Rams' Linehan: NFL's 10-second runoff rule has issues

10/16/2006 - NFL St. Louis Rams

ST. LOUIS -- Rams coach Scott Linehan said Monday the NFL
should reconsider the "integrity of the 10-second runoff" after
the bizarre ending in St. Louis' 30-28 loss to Seattle.

The Seahawks, down 28-27, used a running play to reach the St.
Louis 31 in the final seconds Sunday and hurried to the line.
Quarterback Matt Hasselbeck spiked the ball with 4 seconds left to
set up a field goal to win the game.

The yellow flag flew, and many of the Rams began to celebrate in
anticipation of an offensive penalty that would require a 10-second
runoff, which would have meant the game was over and the Rams won.


The Seahawks were whistled for an illegal formation, not a false
start. The false start penalty would have required the runoff. The
illegal formation call simply moved the ball back five yards.

Josh Brown made a 54-yard field goal to win it for Seattle
(4-1), which moved back into first place in the NFC West, a
half-game ahead of St. Louis (4-2).

Linehan didn't question the ruling, just the rule.

"I think the integrity of the 10-second runoff is in question
here because the whole idea is you can't have an illegal play of
any kind without any timeouts while the clock is running to ensure
that you get a chance to get a kick," Linehan said.

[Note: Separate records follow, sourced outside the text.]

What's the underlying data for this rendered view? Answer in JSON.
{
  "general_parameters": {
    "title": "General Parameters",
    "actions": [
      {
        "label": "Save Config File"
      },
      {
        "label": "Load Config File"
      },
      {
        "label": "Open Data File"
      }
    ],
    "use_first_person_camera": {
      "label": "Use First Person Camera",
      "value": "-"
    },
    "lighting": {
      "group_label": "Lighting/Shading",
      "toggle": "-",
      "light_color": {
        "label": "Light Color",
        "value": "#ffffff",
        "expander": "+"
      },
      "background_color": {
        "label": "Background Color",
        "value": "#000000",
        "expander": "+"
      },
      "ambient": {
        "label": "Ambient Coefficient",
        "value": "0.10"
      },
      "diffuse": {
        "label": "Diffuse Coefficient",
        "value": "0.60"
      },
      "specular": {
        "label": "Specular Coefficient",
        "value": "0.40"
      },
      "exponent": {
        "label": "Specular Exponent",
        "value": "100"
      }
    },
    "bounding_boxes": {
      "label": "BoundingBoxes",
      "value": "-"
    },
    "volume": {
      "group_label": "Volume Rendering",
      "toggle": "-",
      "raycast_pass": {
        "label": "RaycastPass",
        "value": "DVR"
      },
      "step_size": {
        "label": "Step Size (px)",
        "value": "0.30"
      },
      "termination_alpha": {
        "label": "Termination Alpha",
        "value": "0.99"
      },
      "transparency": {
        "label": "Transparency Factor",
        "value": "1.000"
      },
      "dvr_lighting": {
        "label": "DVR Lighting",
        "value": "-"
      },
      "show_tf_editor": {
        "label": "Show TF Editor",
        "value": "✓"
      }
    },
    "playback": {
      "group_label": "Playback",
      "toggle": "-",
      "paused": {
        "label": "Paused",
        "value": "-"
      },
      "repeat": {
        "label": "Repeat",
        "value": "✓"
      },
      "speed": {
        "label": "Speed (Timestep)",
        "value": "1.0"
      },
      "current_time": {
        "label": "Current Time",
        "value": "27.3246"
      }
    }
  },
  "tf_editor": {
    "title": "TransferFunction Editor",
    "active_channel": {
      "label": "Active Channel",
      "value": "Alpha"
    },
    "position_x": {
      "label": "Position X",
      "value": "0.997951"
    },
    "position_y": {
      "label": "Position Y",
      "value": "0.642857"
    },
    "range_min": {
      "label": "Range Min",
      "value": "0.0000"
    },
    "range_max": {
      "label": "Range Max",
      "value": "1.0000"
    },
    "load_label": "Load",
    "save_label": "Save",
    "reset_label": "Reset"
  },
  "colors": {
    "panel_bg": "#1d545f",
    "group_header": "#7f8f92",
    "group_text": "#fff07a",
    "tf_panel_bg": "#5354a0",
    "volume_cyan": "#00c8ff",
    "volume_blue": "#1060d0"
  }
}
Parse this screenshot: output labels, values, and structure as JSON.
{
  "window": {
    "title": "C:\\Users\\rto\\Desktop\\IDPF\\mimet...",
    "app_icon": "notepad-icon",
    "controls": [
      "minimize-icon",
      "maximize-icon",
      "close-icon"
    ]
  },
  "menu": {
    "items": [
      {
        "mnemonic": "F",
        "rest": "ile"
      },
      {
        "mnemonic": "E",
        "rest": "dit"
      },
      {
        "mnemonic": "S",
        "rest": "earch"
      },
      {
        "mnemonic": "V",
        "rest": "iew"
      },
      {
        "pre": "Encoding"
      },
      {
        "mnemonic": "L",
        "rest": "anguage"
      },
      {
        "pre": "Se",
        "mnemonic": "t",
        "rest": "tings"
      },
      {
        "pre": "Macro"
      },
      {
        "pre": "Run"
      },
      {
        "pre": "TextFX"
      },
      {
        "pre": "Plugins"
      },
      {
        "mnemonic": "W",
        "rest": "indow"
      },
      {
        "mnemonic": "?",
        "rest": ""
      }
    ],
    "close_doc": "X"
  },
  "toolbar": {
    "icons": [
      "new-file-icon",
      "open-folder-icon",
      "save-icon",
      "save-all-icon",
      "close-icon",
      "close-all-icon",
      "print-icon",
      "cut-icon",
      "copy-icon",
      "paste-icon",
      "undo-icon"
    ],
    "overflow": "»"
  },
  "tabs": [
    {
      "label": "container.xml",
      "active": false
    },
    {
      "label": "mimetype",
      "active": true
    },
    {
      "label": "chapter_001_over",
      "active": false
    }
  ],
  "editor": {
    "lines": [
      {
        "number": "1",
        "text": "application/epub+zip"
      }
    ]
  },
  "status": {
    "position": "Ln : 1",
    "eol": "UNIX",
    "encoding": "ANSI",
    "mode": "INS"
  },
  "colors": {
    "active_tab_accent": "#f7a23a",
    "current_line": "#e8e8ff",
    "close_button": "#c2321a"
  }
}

Teams could use the loophole to their advantage, Linehan said.
For example, a trailing team that completes a long pass might not
have time to get the rest of the team to the ball in the waning
seconds. So why not just have the receivers who are downfield run a
play and take the illegal formation penalty?

"If you have a long play now, what I would say is I think Torry Holt and Isaac Bruce should run up and snap the ball to each
other," Linehan said. "Everybody stand still. It's an illegal
formation -- there's only one guy on the ball and an ineligible
taking the snap. Snap the ball and clock it. It's only a five-yard
penalty, right?"

Linehan admitted the scenario isn't likely to play out often,
but if it does, "you save approximately 10 to 15 seconds.

"I promise you they're going to have to figure out a way [to
look at the rule] because that's what we're going to do," he said.

Amid the confusion, defensive end Leonard Little believed he
heard an official say there were two fouls on the play -- illegal
formation and false start. Some team officials believed they saw an
official begin to give the false start signal. Linehan said he was
unaware of that possibility.

"There was never any explanation there were two fouls.
Obviously we would have taken the one that ran off the clock if
that was the case," Linehan said.

"Don't tell me that."

Referee Ed Hochuli only mentioned the illegal formation call
when questioned by a pool reporter after the game.

The dramatic ending has become commonplace for the Rams.

They beat Arizona when Kurt Warner fumbled as the Cardinals were
moving toward a chip-shot game-winning field goal, and won in Green
Bay when Brett Favre fumbled as the Packers were near a tying field
goal or even a winning touchdown. All six of their games have been
decided by a touchdown or less.

That's life in the NFL, Linehan said.

"I think games usually come down to the last possession," he